There is a sameness in the way horror movies begin. A group of friends load up their car and head into the country for a binge of sex and booze. Or a family moves into a new town, a new house, to help recover from some tragedy, usually the lost of a child. Or a death or some other dark event brings the protagonist home after several years away. The latter is how Beneath begins. Despite this predictable beginning and a small checklist of other horror-movie clichés, I found Beneath to be an exciting and frightening movie. It is exactly what I wanted in a horror movie–suspense, mystery, sympathetic characters, and an horror that–at least for the spell of the movie–I believed.
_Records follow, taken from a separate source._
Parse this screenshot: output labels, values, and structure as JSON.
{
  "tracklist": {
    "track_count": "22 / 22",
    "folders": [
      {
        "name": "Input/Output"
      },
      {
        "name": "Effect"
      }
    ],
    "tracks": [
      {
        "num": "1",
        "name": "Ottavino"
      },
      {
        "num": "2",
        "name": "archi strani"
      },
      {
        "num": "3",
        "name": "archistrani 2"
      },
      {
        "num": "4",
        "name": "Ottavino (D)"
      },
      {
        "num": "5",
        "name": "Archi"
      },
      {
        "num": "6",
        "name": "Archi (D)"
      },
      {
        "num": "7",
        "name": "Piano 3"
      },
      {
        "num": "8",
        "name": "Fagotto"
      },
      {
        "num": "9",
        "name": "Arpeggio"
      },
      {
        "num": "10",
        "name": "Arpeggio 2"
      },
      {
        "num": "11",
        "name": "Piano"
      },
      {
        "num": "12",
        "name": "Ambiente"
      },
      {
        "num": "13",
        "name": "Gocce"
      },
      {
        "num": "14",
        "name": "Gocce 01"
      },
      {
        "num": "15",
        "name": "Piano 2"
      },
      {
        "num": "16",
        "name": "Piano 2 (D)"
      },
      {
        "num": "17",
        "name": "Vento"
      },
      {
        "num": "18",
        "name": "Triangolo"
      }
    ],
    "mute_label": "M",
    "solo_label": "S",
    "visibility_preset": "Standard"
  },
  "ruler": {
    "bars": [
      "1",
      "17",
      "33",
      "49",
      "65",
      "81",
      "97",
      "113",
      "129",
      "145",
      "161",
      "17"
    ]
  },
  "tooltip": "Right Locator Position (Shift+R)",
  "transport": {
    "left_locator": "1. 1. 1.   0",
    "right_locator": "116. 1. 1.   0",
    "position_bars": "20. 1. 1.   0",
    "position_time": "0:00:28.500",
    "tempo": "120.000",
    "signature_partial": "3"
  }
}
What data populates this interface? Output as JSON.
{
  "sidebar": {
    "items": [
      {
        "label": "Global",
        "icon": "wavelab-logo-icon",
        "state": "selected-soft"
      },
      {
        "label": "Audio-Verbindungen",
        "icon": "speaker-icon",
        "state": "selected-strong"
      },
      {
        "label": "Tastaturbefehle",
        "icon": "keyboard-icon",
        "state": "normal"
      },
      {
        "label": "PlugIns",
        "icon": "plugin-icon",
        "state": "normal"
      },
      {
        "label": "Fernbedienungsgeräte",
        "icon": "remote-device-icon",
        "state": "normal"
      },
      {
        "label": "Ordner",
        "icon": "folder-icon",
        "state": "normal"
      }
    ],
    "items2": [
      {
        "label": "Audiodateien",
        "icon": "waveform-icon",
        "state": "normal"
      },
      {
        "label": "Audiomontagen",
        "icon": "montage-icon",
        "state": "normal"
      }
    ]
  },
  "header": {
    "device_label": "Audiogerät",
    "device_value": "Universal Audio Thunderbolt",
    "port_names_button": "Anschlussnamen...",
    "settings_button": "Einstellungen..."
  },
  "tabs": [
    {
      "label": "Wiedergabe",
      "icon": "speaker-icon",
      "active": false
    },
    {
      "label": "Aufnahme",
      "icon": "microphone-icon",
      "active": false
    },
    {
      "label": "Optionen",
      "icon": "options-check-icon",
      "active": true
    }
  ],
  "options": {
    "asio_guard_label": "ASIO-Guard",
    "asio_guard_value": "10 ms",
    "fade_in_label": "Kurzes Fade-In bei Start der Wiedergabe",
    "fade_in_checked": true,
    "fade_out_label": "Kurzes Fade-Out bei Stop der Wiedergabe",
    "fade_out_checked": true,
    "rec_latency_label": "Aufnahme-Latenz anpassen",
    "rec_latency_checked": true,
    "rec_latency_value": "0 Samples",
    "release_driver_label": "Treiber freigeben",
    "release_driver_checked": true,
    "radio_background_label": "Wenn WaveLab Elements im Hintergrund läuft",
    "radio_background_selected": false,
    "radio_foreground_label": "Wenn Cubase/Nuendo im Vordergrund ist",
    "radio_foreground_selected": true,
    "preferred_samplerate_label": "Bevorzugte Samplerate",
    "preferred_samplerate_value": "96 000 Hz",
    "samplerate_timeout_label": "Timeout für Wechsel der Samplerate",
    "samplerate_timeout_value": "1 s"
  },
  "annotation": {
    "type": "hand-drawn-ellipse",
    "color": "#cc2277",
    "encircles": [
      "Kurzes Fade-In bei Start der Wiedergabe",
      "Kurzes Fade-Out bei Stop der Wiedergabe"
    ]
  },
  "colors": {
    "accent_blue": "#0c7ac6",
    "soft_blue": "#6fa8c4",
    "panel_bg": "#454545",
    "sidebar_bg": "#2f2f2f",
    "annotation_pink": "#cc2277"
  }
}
For the Netflix Now series, I have three guidelines. 1) It is a movie currently available on Netflix Instant Play, so you can watch it on your pad, your computer, or your television streaming video. 2) It’s a movie I’ve never seen before. And 3) I expect I’ll like it. I expected to like Beneath because it stars Nora Zehetner. I first saw Zehetner in an independent movie called Brick, where she plays the femme fatale in a film noir that is set in a high school. I later saw her as a semi-regular character in Heroes, a television series I watched as a guilty pleasure. And I saw her a third time in one episode of Warehouse 13, another television guilty pleasure. When I saw that she was the starring actress of Beneath, I wanted to see how she did a leading role.
She plays Christy, a young woman who had been raised in institutions, including mental hospitals. When she learns that a childhood father-figure, Joseph (Don S. Davis) died, she returns to her hometown for his funeral. A staple of horror movies is that the protagonist has some personal issue, for which the horror stands as a extended metaphor. For Christy, this is guilt over her sister’s death. Armed with a sketchbook filled with macabre sketches she had drawn over the years, and feeling the need to protect her niece, Amy (Jessica Amlee), she begins to investigate her sister’s death. She asks questions that everyone tells her had been answered long ago, but the more she digs, the more she realizes those answers are false. In this way, Beneath is as much a detective movie as it is a ghost story.
Dagen Merrill directed Beneath, which he cowrote with Kevin Burke. Though working in a long formulaic tradition, they give us something fresh and original. Nothing is over-the-top here, a flaw with most contemporary horror movies that prefer CGI effects and gore to real horror. The setting is creepy but real. The characters are relatable, and it is easy to sympathize with Christy. I don’t know that there is anything remarkable with Zehetner’s performance. From the other shows I’ve seen her in, I believe she has a knack for playing conflicted women, women imbued with dark emotions and personal dilemmas, and she plays such a character in Beneath. That makes her the right casting choice.
The thing I like most about Beneath is that it builds tension and suspense with plot and character development rather than with special effects and jump scares. This feels like a throwback to the horror movies of my youth, to the horror movies that made me love the genre. I’m thinking about the Beli Lugosi’s Dracula movies or the 1963 The Haunting or almost any Vincent Price movie you can name. Beneath isn’t as atmospheric as these movies, but, intentionally or unintentionally, it pays homage to them. It is well worth seeing.
Verdict: Worth your time.
Note: There are two movies titled Beneath available on Netflix Instant Play. This review is about the one released in 2007.The other came out in 2014 and it is also a horror movie. Not a bad one. In fact, watching them back-to-back might be a good idea for fright night.